Show every line of the records below that contains the word "time".
Provided information Start Marker
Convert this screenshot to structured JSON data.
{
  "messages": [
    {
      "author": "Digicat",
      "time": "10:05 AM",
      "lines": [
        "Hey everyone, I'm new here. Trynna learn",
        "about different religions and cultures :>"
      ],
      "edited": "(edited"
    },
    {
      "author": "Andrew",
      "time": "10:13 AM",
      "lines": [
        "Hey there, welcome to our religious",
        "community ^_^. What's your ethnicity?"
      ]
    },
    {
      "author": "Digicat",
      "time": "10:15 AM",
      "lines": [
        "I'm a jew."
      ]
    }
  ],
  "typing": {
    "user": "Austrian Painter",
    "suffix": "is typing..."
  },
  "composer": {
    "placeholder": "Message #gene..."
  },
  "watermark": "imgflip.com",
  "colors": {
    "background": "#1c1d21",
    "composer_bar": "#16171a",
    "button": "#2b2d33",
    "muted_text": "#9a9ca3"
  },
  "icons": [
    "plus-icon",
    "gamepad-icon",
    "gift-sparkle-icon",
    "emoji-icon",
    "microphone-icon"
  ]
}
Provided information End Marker
▸ **Expected answer**:
      "time": "10:05 AM",
      "time": "10:13 AM",
      "time": "10:15 AM",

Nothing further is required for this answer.